- EXERCISE PROMPT
Down to the final line, reproduce the entries that follow exactly.
____________________
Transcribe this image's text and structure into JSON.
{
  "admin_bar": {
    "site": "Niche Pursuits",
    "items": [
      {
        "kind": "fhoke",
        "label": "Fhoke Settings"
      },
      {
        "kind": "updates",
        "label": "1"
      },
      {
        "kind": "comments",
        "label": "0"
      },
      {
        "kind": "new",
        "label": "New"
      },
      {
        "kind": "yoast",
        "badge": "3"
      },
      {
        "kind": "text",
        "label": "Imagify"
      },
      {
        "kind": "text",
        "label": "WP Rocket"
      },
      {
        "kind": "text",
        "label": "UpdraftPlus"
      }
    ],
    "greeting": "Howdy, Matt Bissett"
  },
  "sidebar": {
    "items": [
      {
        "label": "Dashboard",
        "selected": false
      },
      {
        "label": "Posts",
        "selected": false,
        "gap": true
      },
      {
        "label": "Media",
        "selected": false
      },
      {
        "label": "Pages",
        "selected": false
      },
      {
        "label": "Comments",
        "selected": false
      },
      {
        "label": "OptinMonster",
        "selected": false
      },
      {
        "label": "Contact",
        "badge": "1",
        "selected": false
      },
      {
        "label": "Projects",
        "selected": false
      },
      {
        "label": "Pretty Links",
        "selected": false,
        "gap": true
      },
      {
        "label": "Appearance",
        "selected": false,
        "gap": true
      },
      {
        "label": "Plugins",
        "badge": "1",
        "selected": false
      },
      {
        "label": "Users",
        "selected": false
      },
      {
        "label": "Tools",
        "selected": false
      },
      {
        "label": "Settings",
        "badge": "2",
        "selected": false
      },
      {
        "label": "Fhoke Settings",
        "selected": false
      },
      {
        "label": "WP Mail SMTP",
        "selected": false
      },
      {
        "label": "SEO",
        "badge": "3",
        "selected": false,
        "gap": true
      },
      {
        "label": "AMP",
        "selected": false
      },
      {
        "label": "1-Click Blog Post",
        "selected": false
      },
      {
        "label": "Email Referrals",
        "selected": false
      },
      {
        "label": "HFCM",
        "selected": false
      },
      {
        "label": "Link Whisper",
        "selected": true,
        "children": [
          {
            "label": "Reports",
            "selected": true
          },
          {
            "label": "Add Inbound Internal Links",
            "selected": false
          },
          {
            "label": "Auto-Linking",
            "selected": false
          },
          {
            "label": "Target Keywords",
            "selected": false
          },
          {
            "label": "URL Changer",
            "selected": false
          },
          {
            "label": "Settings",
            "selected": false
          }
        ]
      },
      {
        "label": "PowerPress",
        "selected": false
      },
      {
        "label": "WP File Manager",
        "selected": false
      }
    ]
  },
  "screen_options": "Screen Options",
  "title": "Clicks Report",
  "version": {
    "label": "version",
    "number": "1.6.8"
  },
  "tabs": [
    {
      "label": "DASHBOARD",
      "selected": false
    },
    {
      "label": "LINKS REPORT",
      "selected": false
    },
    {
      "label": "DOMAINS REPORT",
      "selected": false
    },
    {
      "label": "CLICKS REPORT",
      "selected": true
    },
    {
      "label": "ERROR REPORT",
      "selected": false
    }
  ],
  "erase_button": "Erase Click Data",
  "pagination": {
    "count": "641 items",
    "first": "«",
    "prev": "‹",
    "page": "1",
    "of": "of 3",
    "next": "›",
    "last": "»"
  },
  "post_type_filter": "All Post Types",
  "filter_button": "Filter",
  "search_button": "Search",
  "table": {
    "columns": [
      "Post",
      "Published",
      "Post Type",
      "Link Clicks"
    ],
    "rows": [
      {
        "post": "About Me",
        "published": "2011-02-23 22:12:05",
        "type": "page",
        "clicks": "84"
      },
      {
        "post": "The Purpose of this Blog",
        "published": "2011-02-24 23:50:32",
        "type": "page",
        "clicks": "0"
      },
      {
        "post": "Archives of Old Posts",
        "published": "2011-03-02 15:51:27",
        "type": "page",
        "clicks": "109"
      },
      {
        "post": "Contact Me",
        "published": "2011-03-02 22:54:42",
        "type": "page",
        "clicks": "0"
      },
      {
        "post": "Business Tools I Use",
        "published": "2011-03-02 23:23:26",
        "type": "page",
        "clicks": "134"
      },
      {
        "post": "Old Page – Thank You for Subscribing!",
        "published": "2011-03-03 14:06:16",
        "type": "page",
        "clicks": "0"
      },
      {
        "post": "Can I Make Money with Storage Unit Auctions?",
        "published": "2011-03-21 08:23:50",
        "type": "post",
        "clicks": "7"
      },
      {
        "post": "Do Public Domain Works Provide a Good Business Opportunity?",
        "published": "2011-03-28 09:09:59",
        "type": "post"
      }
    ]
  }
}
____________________
- SOLUTION TO THIS PROBLEM
Transcribe this image's text and structure into JSON.
{
  "admin_bar": {
    "site": "Niche Pursuits",
    "items": [
      {
        "kind": "fhoke",
        "label": "Fhoke Settings"
      },
      {
        "kind": "updates",
        "label": "1"
      },
      {
        "kind": "comments",
        "label": "0"
      },
      {
        "kind": "new",
        "label": "New"
      },
      {
        "kind": "yoast",
        "badge": "3"
      },
      {
        "kind": "text",
        "label": "Imagify"
      },
      {
        "kind": "text",
        "label": "WP Rocket"
      },
      {
        "kind": "text",
        "label": "UpdraftPlus"
      }
    ],
    "greeting": "Howdy, Matt Bissett"
  },
  "sidebar": {
    "items": [
      {
        "label": "Dashboard",
        "selected": false
      },
      {
        "label": "Posts",
        "selected": false,
        "gap": true
      },
      {
        "label": "Media",
        "selected": false
      },
      {
        "label": "Pages",
        "selected": false
      },
      {
        "label": "Comments",
        "selected": false
      },
      {
        "label": "OptinMonster",
        "selected": false
      },
      {
        "label": "Contact",
        "badge": "1",
        "selected": false
      },
      {
        "label": "Projects",
        "selected": false
      },
      {
        "label": "Pretty Links",
        "selected": false,
        "gap": true
      },
      {
        "label": "Appearance",
        "selected": false,
        "gap": true
      },
      {
        "label": "Plugins",
        "badge": "1",
        "selected": false
      },
      {
        "label": "Users",
        "selected": false
      },
      {
        "label": "Tools",
        "selected": false
      },
      {
        "label": "Settings",
        "badge": "2",
        "selected": false
      },
      {
        "label": "Fhoke Settings",
        "selected": false
      },
      {
        "label": "WP Mail SMTP",
        "selected": false
      },
      {
        "label": "SEO",
        "badge": "3",
        "selected": false,
        "gap": true
      },
      {
        "label": "AMP",
        "selected": false
      },
      {
        "label": "1-Click Blog Post",
        "selected": false
      },
      {
        "label": "Email Referrals",
        "selected": false
      },
      {
        "label": "HFCM",
        "selected": false
      },
      {
        "label": "Link Whisper",
        "selected": true,
        "children": [
          {
            "label": "Reports",
            "selected": true
          },
          {
            "label": "Add Inbound Internal Links",
            "selected": false
          },
          {
            "label": "Auto-Linking",
            "selected": false
          },
          {
            "label": "Target Keywords",
            "selected": false
          },
          {
            "label": "URL Changer",
            "selected": false
          },
          {
            "label": "Settings",
            "selected": false
          }
        ]
      },
      {
        "label": "PowerPress",
        "selected": false
      },
      {
        "label": "WP File Manager",
        "selected": false
      }
    ]
  },
  "screen_options": "Screen Options",
  "title": "Clicks Report",
  "version": {
    "label": "version",
    "number": "1.6.8"
  },
  "tabs": [
    {
      "label": "DASHBOARD",
      "selected": false
    },
    {
      "label": "LINKS REPORT",
      "selected": false
    },
    {
      "label": "DOMAINS REPORT",
      "selected": false
    },
    {
      "label": "CLICKS REPORT",
      "selected": true
    },
    {
      "label": "ERROR REPORT",
      "selected": false
    }
  ],
  "erase_button": "Erase Click Data",
  "pagination": {
    "count": "641 items",
    "first": "«",
    "prev": "‹",
    "page": "1",
    "of": "of 3",
    "next": "›",
    "last": "»"
  },
  "post_type_filter": "All Post Types",
  "filter_button": "Filter",
  "search_button": "Search",
  "table": {
    "columns": [
      "Post",
      "Published",
      "Post Type",
      "Link Clicks"
    ],
    "rows": [
      {
        "post": "About Me",
        "published": "2011-02-23 22:12:05",
        "type": "page",
        "clicks": "84"
      },
      {
        "post": "The Purpose of this Blog",
        "published": "2011-02-24 23:50:32",
        "type": "page",
        "clicks": "0"
      },
      {
        "post": "Archives of Old Posts",
        "published": "2011-03-02 15:51:27",
        "type": "page",
        "clicks": "109"
      },
      {
        "post": "Contact Me",
        "published": "2011-03-02 22:54:42",
        "type": "page",
        "clicks": "0"
      },
      {
        "post": "Business Tools I Use",
        "published": "2011-03-02 23:23:26",
        "type": "page",
        "clicks": "134"
      },
      {
        "post": "Old Page – Thank You for Subscribing!",
        "published": "2011-03-03 14:06:16",
        "type": "page",
        "clicks": "0"
      },
      {
        "post": "Can I Make Money with Storage Unit Auctions?",
        "published": "2011-03-21 08:23:50",
        "type": "post",
        "clicks": "7"
      },
      {
        "post": "Do Public Domain Works Provide a Good Business Opportunity?",
        "published": "2011-03-28 09:09:59",
        "type": "post"
      }
    ]
  }
}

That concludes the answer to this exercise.